It is language that acts as both a barrier and haven to inclusion across the novella. A taxi driver silences Sandra with a mocking repetition of her French, reinforcing her status as an outsider, whilst Nina comes to terms with existing inside a language that is not her own–not only speaking but thinking in Italian. Fluency represents sanctuary: the opportunity for promotion. However, she feels the absence of her mother tongue, its gradual recession to the corners of her mind, and how it comes back to her, like curling up with a mug of hot tea. Anita and her lover converse in English, their lingua franca, despite sharing a common tongue. For her, sentences are used sparingly, guarded and hidden, “so the words in the wrong language don’t spill out.” This overt consideration recalls Sandu’s own relationship with multilingualism. She speaks six languages and translated The Union of Synchronised Swimmers — her first work to be published in English—from the Finnish herself. In this work, even words exist on a threshold, a borderland between one language and another.
This idea of liminality also reoccurs in the theme of transportation that exists in several of the narratives. Pauline is part of a fishing trip, whilst Sandra travels across mountainscapes in search of Paris. Betty is desperate to save for a plane ticket, and Nina watches train passengers, trying to “guess whether they are coming or going”. This focus on fluidity and the passage of time offers space for the narrative to indulge in its understated, beautiful prose:
“The landscape is made of yellowing meadows on one side and a thickening forest on the other. Grasslands slide down the valley; forest climbs up the mountain.”
These passages reinforce the sense of movement that drives the novella forwards, an embodiment of each woman’s raw and urgent need to escape, to keep running.

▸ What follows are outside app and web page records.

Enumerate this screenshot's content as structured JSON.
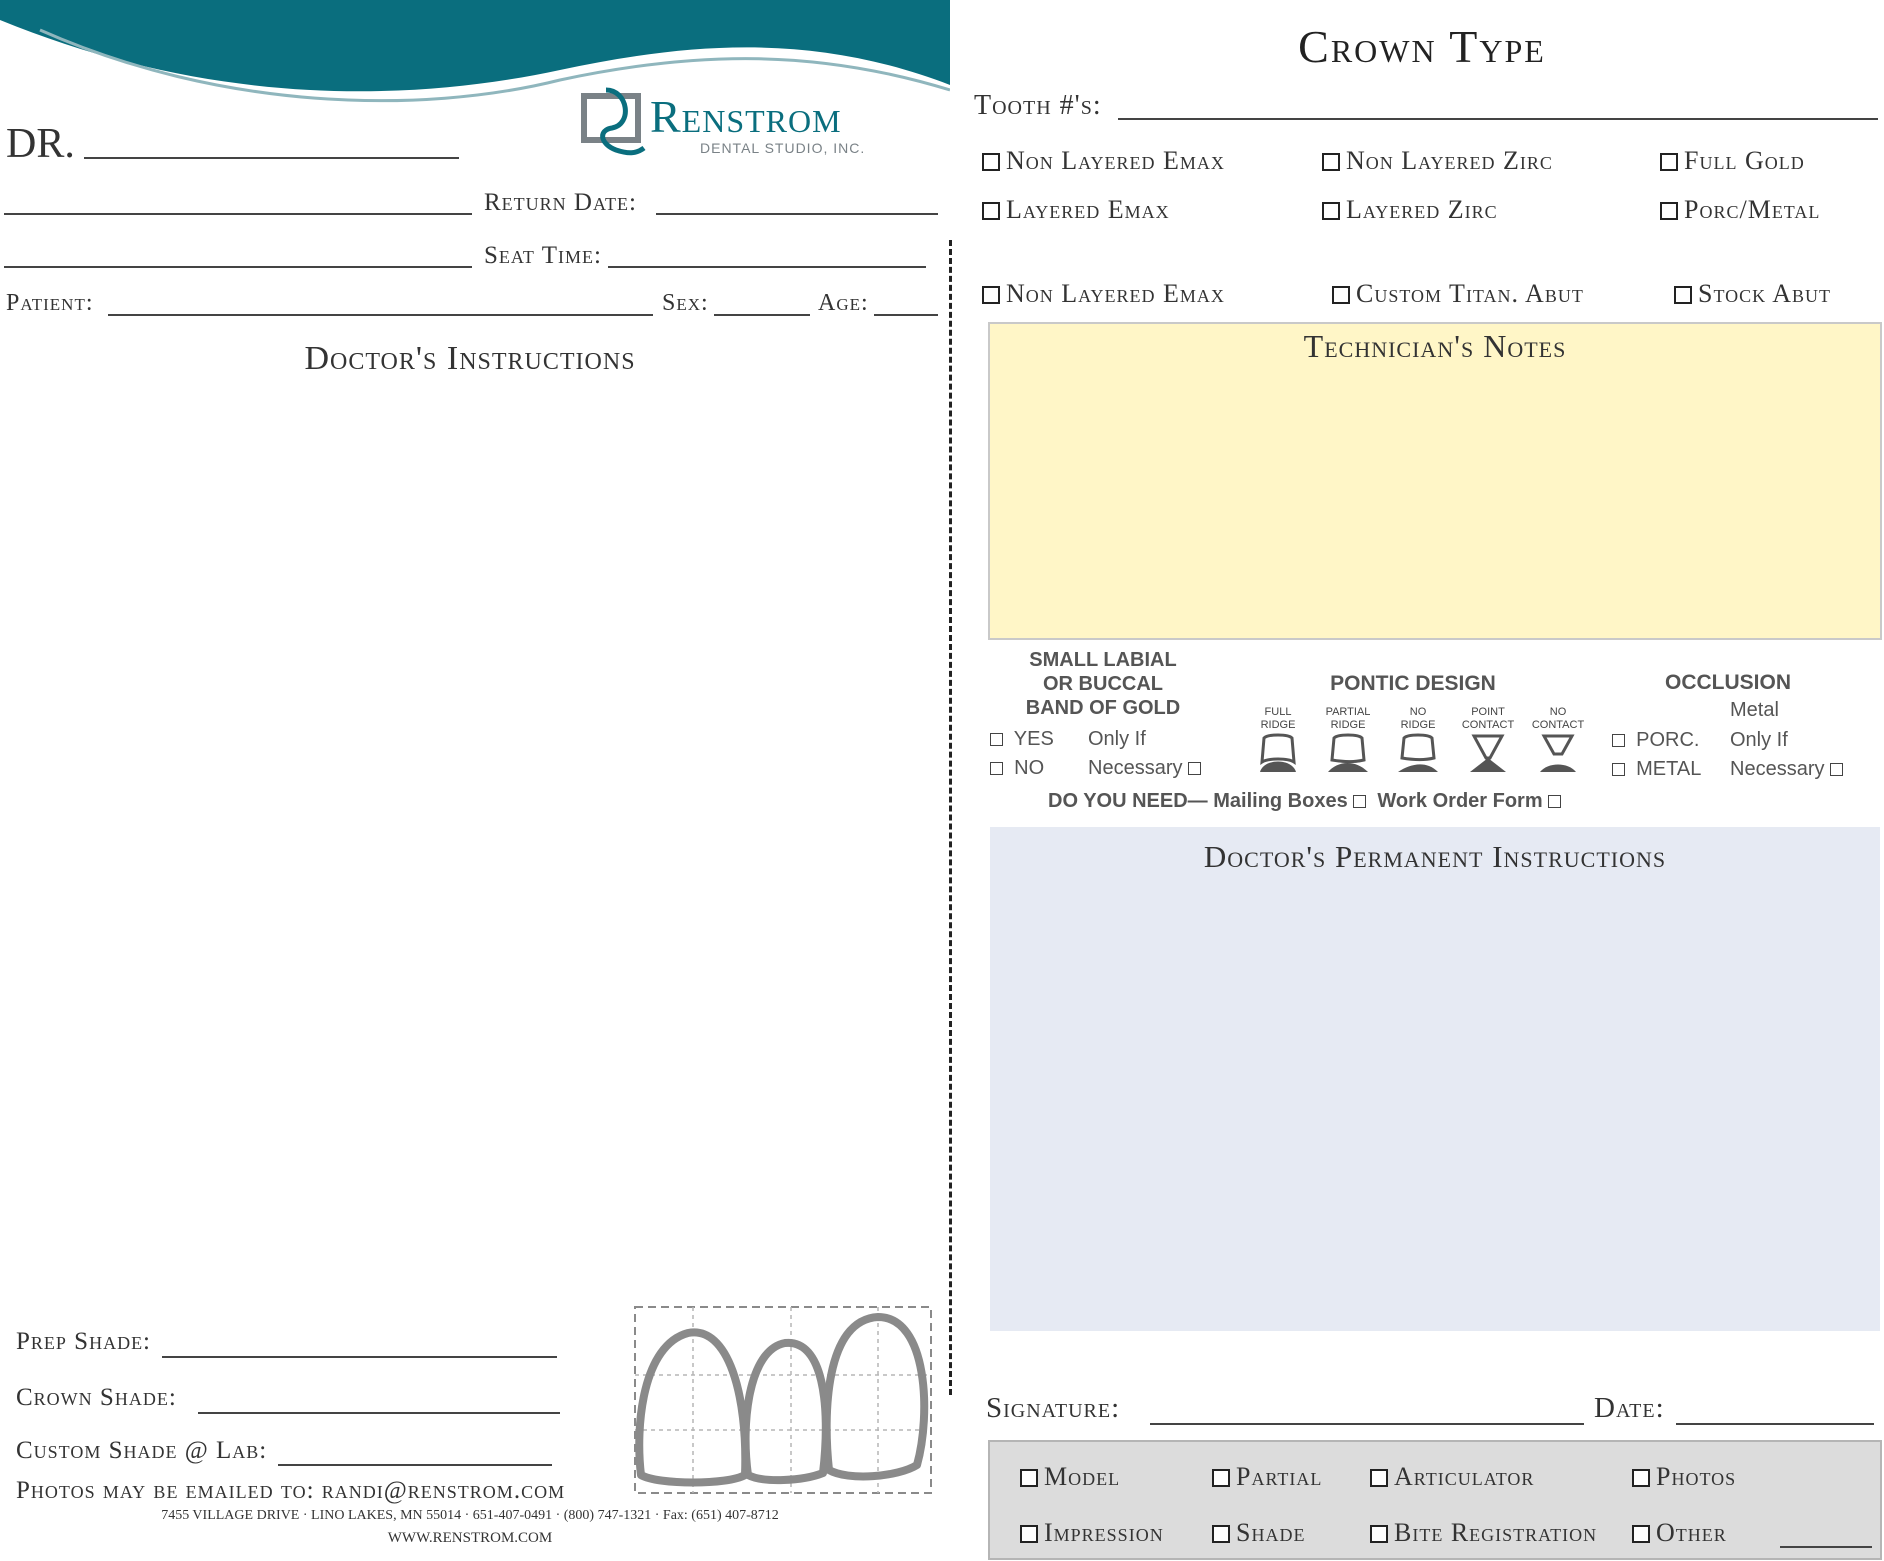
{
  "colors": {
    "teal": "#0a6e7e",
    "notes_bg": "#fff6c7",
    "perm_bg": "#e6eaf3",
    "footer_bg": "#dcdcdc"
  },
  "brand": {
    "name": "Renstrom",
    "sub": "DENTAL STUDIO, INC."
  },
  "left": {
    "dr_label": "DR.",
    "return_label": "Return Date:",
    "seat_label": "Seat Time:",
    "patient_label": "Patient:",
    "sex_label": "Sex:",
    "age_label": "Age:",
    "instructions_title": "Doctor's Instructions",
    "prep_shade": "Prep Shade:",
    "crown_shade": "Crown Shade:",
    "custom_shade": "Custom Shade @ Lab:",
    "photos": "Photos may be emailed to: randi@renstrom.com",
    "address": "7455 VILLAGE DRIVE · LINO LAKES, MN 55014 · 651-407-0491 · (800) 747-1321 · Fax: (651) 407-8712",
    "website": "WWW.RENSTROM.COM"
  },
  "right": {
    "crown_title": "Crown Type",
    "tooth_label": "Tooth #'s:",
    "options_row1": [
      "Non Layered Emax",
      "Non Layered Zirc",
      "Full Gold"
    ],
    "options_row2": [
      "Layered Emax",
      "Layered Zirc",
      "Porc/Metal"
    ],
    "options_row3": [
      "Non Layered Emax",
      "Custom Titan. Abut",
      "Stock Abut"
    ],
    "tech_notes_title": "Technician's Notes",
    "band": {
      "title_1": "SMALL LABIAL",
      "title_2": "OR BUCCAL",
      "title_3": "BAND OF GOLD",
      "yes": "YES",
      "no": "NO",
      "only_if": "Only If",
      "necessary": "Necessary"
    },
    "pontic": {
      "title": "PONTIC DESIGN",
      "items": [
        {
          "l1": "FULL",
          "l2": "RIDGE"
        },
        {
          "l1": "PARTIAL",
          "l2": "RIDGE"
        },
        {
          "l1": "NO",
          "l2": "RIDGE"
        },
        {
          "l1": "POINT",
          "l2": "CONTACT"
        },
        {
          "l1": "NO",
          "l2": "CONTACT"
        }
      ]
    },
    "occlusion": {
      "title": "OCCLUSION",
      "porc": "PORC.",
      "metal": "METAL",
      "metal_hdr": "Metal",
      "only_if": "Only If",
      "necessary": "Necessary"
    },
    "need": {
      "label": "DO YOU NEED—",
      "mailing": "Mailing Boxes",
      "work_order": "Work Order Form"
    },
    "perm_title": "Doctor's Permanent Instructions",
    "signature_label": "Signature:",
    "date_label": "Date:",
    "footer_row1": [
      "Model",
      "Partial",
      "Articulator",
      "Photos"
    ],
    "footer_row2": [
      "Impression",
      "Shade",
      "Bite Registration",
      "Other"
    ]
  }
}
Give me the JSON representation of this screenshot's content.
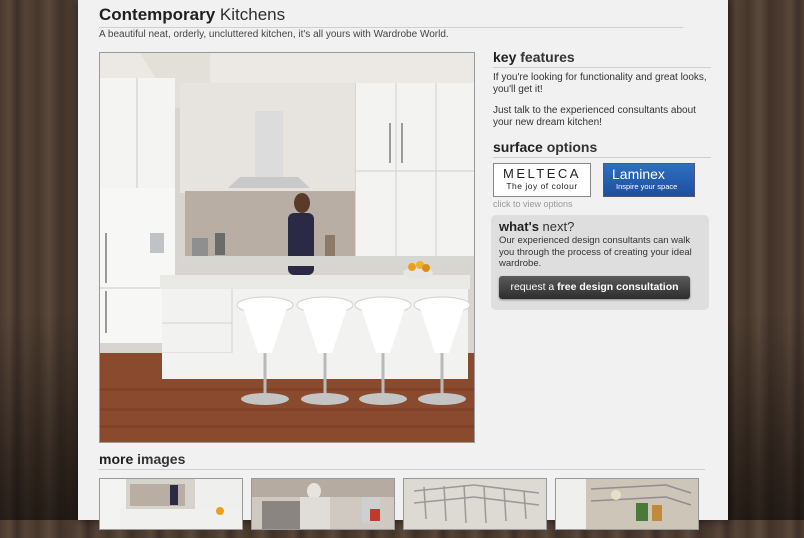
{
  "page": {
    "title_bold": "Contemporary",
    "title_rest": " Kitchens",
    "subtitle": "A beautiful neat, orderly, uncluttered kitchen, it's all yours with Wardrobe World."
  },
  "main_image": {
    "alt": "Kitchen"
  },
  "key_features": {
    "title_bold": "key",
    "title_rest": " features",
    "para1": "If you're looking for functionality and great looks, you'll get it!",
    "para2": "Just talk to the experienced consultants about your new dream kitchen!"
  },
  "surface_options": {
    "title_bold": "surface",
    "title_rest": " options",
    "melteca_name": "MELTECA",
    "melteca_tagline": "The joy of colour",
    "laminex_name": "Laminex",
    "laminex_tagline": "Inspire your space",
    "click_text": "click to view options"
  },
  "whats_next": {
    "title_bold": "what's",
    "title_rest": " next?",
    "text": "Our experienced design consultants can walk you through the process of creating your ideal wardrobe.",
    "cta_prefix": "request a ",
    "cta_bold": "free design consultation"
  },
  "more_images": {
    "title_bold": "more",
    "title_rest": " images",
    "thumbs": [
      "kitchen-island",
      "kitchen-worker",
      "wire-baskets",
      "pull-out-drawer"
    ]
  },
  "colors": {
    "page_bg": "#f1f1f1",
    "wood": "#4a3a30",
    "laminex_blue": "#2e6fbf",
    "cta_dark": "#3a3a3a"
  }
}
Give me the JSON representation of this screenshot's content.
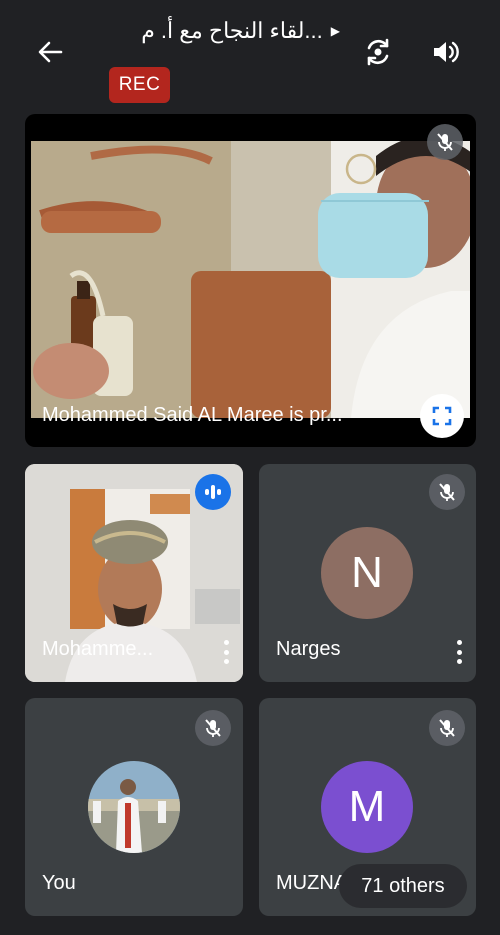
{
  "header": {
    "title": "لقاء النجاح مع أ. م...",
    "rec_label": "REC",
    "icons": [
      "back-arrow-icon",
      "switch-camera-icon",
      "volume-icon"
    ]
  },
  "presentation": {
    "label": "Mohammed Said AL Maree is pr...",
    "mic_state": "muted",
    "icons": [
      "mic-off-icon",
      "fullscreen-icon"
    ]
  },
  "tiles": [
    {
      "name": "Mohamme...",
      "state": "speaking",
      "icon": "audio-wave-icon"
    },
    {
      "name": "Narges",
      "initial": "N",
      "avatar_color": "#8d6e63",
      "state": "muted"
    },
    {
      "name": "You",
      "state": "muted"
    },
    {
      "name": "MUZNA",
      "initial": "M",
      "avatar_color": "#7b4fd0",
      "state": "muted"
    }
  ],
  "others_label": "71 others",
  "colors": {
    "background": "#202124",
    "tile": "#3c4043",
    "rec": "#b3261e",
    "speaking": "#1a73e8"
  }
}
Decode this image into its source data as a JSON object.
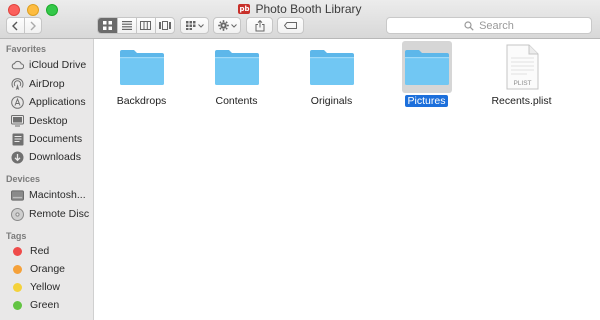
{
  "window": {
    "title": "Photo Booth Library",
    "title_icon_text": "pb"
  },
  "toolbar": {
    "back": "back",
    "forward": "forward",
    "view_modes": [
      "icon",
      "list",
      "column",
      "gallery"
    ],
    "active_view": "icon",
    "search_placeholder": "Search"
  },
  "sidebar": {
    "favorites_header": "Favorites",
    "favorites": [
      {
        "label": "iCloud Drive",
        "icon": "cloud-icon"
      },
      {
        "label": "AirDrop",
        "icon": "airdrop-icon"
      },
      {
        "label": "Applications",
        "icon": "applications-icon"
      },
      {
        "label": "Desktop",
        "icon": "desktop-icon"
      },
      {
        "label": "Documents",
        "icon": "documents-icon"
      },
      {
        "label": "Downloads",
        "icon": "downloads-icon"
      }
    ],
    "devices_header": "Devices",
    "devices": [
      {
        "label": "Macintosh...",
        "icon": "hard-drive-icon"
      },
      {
        "label": "Remote Disc",
        "icon": "disc-icon"
      }
    ],
    "tags_header": "Tags",
    "tags": [
      {
        "label": "Red",
        "color": "#ef4b4a"
      },
      {
        "label": "Orange",
        "color": "#f5a13a"
      },
      {
        "label": "Yellow",
        "color": "#f4d23b"
      },
      {
        "label": "Green",
        "color": "#63c443"
      }
    ]
  },
  "files": [
    {
      "name": "Backdrops",
      "kind": "folder",
      "selected": false
    },
    {
      "name": "Contents",
      "kind": "folder",
      "selected": false
    },
    {
      "name": "Originals",
      "kind": "folder",
      "selected": false
    },
    {
      "name": "Pictures",
      "kind": "folder",
      "selected": true
    },
    {
      "name": "Recents.plist",
      "kind": "plist",
      "badge": "PLIST",
      "selected": false
    }
  ],
  "colors": {
    "selection": "#1c6fdb",
    "folder": "#71c7f3"
  }
}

Potential, then, is the one element these women cannot outrun: “The beauty of the threshold: on the other side of it, everything was still possible.” This belief underpinned the six women’s drive towards the Olympics, towards freedom, and The Union of Synchronised Swimmers propels this sense of possibility into their futures, despite the novella’s concluding uncertainties. Whilst the river water they once trained in is stagnant, these women are not. It is this promise that they continue to chase and follow, because beneath Sandu’s sense of turmoil, there remains an undercurrent of hope.